the resolution. What happened to that? They are blatantly defying it. They are cheating Parliament," they said.

Seeking to find loopholes in the bill, Team Anna said the government law was meant to centralise the whole grievance redressal system and demanded that the Lokayukta bill passed by Uttarakhand should be the model for it.

"According to government law, if a particular officer does not provide a service, a citizen can approach his grievance redressal officer. Even after that his problem is not addressed, then the complainant should approach an appellate authority outside the department.

"If the complainant still remains unsatisfied, he has to approach state-level ten-member Commission. An appeal against this has to go to a Lokayukta," Team Anna said.

Claiming that the proposed mechanism is "impractical" and "centralised", they said how can a 10-member state level body address crores of complaints from each and every nook and
corner of the state.

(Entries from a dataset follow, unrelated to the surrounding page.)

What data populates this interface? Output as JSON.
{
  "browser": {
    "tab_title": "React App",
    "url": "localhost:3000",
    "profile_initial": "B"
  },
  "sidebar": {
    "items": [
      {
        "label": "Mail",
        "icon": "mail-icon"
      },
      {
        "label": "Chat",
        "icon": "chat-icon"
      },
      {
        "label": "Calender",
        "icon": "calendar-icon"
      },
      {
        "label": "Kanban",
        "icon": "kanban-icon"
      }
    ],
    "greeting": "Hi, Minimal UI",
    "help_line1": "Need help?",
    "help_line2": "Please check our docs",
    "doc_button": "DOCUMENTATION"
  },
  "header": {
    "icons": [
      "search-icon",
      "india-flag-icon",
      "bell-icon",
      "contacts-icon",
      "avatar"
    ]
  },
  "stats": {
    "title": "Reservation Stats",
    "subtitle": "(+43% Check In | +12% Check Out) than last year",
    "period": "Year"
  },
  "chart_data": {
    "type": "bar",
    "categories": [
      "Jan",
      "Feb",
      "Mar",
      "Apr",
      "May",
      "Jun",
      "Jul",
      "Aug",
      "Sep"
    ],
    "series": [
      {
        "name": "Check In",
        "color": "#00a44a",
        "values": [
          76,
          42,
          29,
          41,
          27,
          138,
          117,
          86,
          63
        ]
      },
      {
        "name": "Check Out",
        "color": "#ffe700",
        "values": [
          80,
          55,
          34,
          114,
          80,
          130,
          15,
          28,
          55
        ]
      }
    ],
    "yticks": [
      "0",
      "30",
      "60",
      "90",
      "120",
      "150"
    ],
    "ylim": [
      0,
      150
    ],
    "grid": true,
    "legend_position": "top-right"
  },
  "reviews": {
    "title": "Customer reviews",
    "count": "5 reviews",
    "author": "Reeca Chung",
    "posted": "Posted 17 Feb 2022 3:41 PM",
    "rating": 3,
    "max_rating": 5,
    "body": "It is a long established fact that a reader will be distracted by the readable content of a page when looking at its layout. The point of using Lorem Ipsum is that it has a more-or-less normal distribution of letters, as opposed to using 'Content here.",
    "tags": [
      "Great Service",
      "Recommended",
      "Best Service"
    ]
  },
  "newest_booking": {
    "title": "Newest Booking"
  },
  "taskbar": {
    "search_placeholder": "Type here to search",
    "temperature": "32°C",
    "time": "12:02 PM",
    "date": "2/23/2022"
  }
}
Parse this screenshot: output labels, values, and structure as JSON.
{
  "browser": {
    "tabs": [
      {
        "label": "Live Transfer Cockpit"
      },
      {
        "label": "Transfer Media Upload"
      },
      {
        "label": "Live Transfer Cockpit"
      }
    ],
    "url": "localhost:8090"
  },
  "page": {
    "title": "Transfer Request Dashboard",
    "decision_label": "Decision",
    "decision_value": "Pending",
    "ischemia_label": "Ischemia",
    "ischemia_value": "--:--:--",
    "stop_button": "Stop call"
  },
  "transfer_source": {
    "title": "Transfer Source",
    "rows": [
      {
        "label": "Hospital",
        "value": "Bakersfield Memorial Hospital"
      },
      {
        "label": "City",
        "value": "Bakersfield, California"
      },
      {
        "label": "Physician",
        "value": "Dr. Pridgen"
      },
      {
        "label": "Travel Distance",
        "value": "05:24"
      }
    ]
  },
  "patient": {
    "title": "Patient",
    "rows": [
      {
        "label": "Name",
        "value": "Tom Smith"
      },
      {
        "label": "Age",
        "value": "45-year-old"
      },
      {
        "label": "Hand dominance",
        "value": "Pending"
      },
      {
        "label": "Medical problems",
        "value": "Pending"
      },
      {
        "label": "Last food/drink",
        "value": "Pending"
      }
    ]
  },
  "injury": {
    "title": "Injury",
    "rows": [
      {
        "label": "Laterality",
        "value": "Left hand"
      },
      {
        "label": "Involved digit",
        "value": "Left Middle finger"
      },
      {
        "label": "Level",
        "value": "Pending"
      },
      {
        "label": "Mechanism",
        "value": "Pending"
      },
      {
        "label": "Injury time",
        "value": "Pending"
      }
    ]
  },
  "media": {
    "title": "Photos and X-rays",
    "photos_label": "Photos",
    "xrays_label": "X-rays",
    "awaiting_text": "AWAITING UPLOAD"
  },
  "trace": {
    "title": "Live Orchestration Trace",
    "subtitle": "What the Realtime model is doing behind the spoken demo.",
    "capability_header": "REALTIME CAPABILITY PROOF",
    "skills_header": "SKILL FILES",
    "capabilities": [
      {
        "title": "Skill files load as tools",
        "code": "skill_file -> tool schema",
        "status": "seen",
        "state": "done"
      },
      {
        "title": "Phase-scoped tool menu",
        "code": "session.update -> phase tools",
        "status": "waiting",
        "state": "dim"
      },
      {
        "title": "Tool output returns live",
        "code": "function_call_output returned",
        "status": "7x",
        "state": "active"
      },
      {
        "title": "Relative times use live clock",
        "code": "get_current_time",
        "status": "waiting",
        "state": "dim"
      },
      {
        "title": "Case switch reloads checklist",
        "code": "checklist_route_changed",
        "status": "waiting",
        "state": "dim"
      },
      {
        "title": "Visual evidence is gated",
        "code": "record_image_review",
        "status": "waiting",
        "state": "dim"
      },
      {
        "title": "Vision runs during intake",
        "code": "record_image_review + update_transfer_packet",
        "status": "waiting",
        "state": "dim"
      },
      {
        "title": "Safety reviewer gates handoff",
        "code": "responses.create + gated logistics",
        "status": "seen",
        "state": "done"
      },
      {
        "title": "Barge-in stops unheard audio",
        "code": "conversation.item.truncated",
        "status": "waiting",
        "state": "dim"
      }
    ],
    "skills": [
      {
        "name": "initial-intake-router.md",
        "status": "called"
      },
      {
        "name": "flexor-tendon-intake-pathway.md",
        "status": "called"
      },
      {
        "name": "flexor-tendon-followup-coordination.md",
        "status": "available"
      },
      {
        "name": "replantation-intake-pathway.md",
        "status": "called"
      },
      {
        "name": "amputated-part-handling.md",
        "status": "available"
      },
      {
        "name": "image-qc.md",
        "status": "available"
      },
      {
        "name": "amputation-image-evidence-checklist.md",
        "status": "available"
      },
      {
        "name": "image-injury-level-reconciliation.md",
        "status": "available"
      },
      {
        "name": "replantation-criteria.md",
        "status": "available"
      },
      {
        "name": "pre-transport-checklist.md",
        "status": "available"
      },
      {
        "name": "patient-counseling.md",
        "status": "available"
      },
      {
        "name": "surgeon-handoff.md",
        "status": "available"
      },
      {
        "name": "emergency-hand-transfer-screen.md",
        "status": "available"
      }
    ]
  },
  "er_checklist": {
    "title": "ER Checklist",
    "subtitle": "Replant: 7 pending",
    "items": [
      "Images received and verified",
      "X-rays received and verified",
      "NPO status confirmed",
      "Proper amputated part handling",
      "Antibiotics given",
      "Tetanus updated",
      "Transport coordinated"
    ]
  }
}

However, they said the Uttarakhand model was more decentralised and it should be adopted.

In the Uttarakhand model, they said, the complaints will first forwarded to the designated grievance redressal officer and then to department head in case of an appeal.

"If there is a complaint against department head, then it will go to the officers appointed by Lokayukta at block levels and it is their responsibility to ensure that the grievances are addressed within 30 days...Appeals against the orders by these officers are not allowed," they said.

They claimed the Uttarakhand model is decentralised and that the grievances are addressed at block level itself.

Meanwhile, social activist Aruna Roy-led NCPRI welcomed the introduction of the Citizens' Charter bill but said there were "some significant lacunae" in it and sought more independence for the proposed grievance redressal mechanism.

"We are concerned that this authority has not been made appropriately independent of the government and recommend that the appointment, transfer and removal of the designated
authority must be with the concurrence of the State/Central Grievance Redress Commissions, who would also write their annual confidential reports," an NCPRI statement said.

(Agencies)